  4. Of course he’s going to encourage the disavow tool. Useful or not to a site owner, it’s basically giving Google a database of poor sites to feed into the machine straight from the horse’s mouth.

    1. Good point! I’m sure they are getting a lot of data about bad sites from people using this tool, but I still get the feeling that it’s meant to be used as a last resort.

      1. I see mixed opinions. Some say last resort and some say if you’ve got a load of shady links lurking in your backlink profile kill them now and before the big G catches up and hammers your site (of course a disavow on it’s own if doing as a safety measure would involve building some better links to replace them).

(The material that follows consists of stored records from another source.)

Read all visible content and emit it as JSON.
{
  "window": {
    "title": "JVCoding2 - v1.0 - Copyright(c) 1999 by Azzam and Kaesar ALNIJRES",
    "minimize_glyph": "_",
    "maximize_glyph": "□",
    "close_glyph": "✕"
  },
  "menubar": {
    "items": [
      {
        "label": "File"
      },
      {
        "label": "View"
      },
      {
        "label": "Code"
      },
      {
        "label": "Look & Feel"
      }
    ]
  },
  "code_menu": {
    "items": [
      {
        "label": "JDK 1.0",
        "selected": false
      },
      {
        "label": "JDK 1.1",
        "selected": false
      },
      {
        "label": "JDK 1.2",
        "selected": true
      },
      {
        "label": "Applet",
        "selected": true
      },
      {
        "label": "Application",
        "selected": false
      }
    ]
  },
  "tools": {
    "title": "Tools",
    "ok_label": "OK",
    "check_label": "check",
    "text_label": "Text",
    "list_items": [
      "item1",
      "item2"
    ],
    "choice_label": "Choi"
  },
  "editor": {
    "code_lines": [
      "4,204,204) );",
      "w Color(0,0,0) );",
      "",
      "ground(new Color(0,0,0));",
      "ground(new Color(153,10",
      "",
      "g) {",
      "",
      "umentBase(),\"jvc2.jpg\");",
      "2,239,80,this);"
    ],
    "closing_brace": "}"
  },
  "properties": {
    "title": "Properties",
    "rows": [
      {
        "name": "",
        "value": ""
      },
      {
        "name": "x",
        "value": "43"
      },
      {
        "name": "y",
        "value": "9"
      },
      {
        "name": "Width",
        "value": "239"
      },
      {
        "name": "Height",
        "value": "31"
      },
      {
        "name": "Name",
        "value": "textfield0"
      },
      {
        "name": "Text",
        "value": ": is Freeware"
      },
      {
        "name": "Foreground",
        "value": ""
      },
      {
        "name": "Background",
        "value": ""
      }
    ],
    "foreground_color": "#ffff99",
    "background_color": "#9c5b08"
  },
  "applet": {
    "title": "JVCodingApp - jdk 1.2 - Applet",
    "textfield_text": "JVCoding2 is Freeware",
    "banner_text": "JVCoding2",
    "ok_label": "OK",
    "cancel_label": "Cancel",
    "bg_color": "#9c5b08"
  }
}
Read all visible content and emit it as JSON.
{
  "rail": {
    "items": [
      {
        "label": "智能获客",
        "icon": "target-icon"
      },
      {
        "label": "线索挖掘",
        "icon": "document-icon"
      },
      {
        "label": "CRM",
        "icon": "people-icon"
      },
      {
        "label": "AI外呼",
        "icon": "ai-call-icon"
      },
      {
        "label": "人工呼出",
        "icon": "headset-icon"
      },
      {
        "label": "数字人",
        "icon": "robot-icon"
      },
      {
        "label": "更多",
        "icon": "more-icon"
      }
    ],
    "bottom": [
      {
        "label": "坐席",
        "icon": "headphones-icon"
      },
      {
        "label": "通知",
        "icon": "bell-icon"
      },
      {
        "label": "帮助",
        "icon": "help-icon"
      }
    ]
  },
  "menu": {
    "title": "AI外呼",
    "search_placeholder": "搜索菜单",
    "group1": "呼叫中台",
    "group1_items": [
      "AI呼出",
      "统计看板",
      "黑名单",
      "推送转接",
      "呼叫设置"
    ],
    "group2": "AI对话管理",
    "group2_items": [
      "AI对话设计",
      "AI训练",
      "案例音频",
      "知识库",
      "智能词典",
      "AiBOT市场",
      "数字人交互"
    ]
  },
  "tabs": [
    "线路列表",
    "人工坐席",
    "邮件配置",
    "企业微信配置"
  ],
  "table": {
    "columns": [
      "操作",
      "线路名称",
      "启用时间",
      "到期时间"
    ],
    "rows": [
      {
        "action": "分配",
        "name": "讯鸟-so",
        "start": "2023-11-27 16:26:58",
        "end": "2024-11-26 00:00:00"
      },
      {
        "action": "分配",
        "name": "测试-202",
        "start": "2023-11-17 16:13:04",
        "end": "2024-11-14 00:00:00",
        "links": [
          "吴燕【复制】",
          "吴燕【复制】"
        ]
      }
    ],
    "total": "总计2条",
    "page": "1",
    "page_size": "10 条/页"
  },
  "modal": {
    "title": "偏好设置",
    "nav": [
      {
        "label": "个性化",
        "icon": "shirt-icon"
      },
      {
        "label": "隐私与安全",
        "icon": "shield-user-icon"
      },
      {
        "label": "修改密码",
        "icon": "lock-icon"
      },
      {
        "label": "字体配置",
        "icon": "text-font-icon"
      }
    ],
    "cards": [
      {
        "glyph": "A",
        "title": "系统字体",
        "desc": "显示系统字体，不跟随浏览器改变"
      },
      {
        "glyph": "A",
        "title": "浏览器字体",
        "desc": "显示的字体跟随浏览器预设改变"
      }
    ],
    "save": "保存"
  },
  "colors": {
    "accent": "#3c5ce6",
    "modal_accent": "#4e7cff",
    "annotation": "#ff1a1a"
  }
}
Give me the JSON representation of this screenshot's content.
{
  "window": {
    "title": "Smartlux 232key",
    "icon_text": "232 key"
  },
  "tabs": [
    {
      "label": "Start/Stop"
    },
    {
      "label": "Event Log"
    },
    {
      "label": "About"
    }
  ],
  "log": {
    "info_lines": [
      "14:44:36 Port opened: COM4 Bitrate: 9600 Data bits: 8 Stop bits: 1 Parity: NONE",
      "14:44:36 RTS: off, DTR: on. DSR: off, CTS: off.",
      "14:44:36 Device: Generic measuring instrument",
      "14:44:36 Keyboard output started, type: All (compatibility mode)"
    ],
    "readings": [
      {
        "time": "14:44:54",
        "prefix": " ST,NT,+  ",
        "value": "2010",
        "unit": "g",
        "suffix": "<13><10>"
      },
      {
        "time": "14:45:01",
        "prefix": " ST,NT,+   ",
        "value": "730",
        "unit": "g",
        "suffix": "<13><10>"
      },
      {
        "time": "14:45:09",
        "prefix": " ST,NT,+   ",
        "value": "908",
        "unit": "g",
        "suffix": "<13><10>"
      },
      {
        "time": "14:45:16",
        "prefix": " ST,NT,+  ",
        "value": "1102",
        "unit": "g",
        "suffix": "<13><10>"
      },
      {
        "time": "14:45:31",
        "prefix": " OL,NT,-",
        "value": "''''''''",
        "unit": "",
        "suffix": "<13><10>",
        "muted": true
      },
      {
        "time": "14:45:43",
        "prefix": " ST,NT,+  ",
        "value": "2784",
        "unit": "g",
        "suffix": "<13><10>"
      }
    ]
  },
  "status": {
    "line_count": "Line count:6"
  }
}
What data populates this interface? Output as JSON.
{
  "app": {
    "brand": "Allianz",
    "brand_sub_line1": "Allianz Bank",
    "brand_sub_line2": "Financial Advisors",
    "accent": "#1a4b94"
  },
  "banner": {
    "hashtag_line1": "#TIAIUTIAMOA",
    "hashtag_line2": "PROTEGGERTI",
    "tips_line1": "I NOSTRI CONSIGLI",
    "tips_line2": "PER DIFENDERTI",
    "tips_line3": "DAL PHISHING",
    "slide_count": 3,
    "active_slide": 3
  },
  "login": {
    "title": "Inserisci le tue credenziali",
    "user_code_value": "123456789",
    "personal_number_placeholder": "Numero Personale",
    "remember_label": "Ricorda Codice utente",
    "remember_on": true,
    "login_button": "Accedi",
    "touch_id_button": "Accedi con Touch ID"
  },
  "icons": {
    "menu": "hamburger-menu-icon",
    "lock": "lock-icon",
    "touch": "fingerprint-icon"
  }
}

        The problem is that link removal is a long and dragged out process of manually assessing sites, finding contact details that actually have someone on the other end, chasing them up, keeping records of all contact, etc. That or you hire someone else to do it which costs money. A lot of site owners don’t like to hear the news that all the money they’ve pumped into SEO over the years they now have to pay more to undo, no matter how much money they made over the period that they benefited. The disavow tool cuts this process down in time and money drastically, and if you don’t have a manual penalty where Google really want to make you sweat to get out of the sin bin then it seems like a logical approach.

  5. What is the best methodology to determine if a link is a result of “bad SEO”, or if you are being targeted by a rival or competitor to reduce your rankings. I use open site explorer quite a bit, but I’m curious if there’s a better tool that you can recommend to examine back-links or even who generated them.

  6. Does anyone know how long it takes to get the disallow link activated once submitted. I have managed to get some bad link outs etc, but as a last resort did the disallow, but no improvements.

  7. Do anyone know where you can submit your site for reconsideration as my Google webmaster does not show state and manual action required.

  8. I recently found a site which I felt was a malicious link to a client of mine done by a competitor. Look what is happening now and potentially starting to happen!

    Remove Article from site

    “Articles published here snake someone to write. It is not the owner of the site. If you want to delete the record, it is Possible, if you have typed or you hired SEO firm. Therefore, contact whoever your site Presented here. We can hardly on some anonymous query to remove any minute – what if your competition? On the other side of the page are our business, so we can Eliminate any record … but not for free. If you write from sites you That direct link so When you double-check (send mail from mail That its not everyone can) remove the link fee $ 5 via PayPal. Address for removing service is: info (at) promo clanek . cz”

    Not my bad English but, the translation from this site.

    If I had 1000 links needed to be removed without disavow it could cost thousands from a malicious attack. I had an old website that completely dropped from number 1 and I did nothing (absolutely nothing) and it’s back at number (which took about 3 weeks).

    These sites asking for money could be creating links themselves or they could be profiting from the whole idea. I think Google needs to look into these kind of websites in particular.

    I have left the links for now, as these bad sites don’t stay around for long (in my opinion), therefore I’m trying to hold out until some links drop off naturally.
    1 seriously awful link from a massage parlour in Nairobi has now disappeared so I’m keeping track this way.

    Any thoughts/help?

    Alan

  9. The idea of disavow in definition is pretty funny, however because of this SEO guys are moving from building links to removing links all the while still making money. So the attempt from google to stop SEO people. Only creates opportunities.

    The main tool available is a consideration request to remove the links which means it may or may not be taken off. There is another way google has provided where you show proof that you tried to remove links. That tool seems to work better.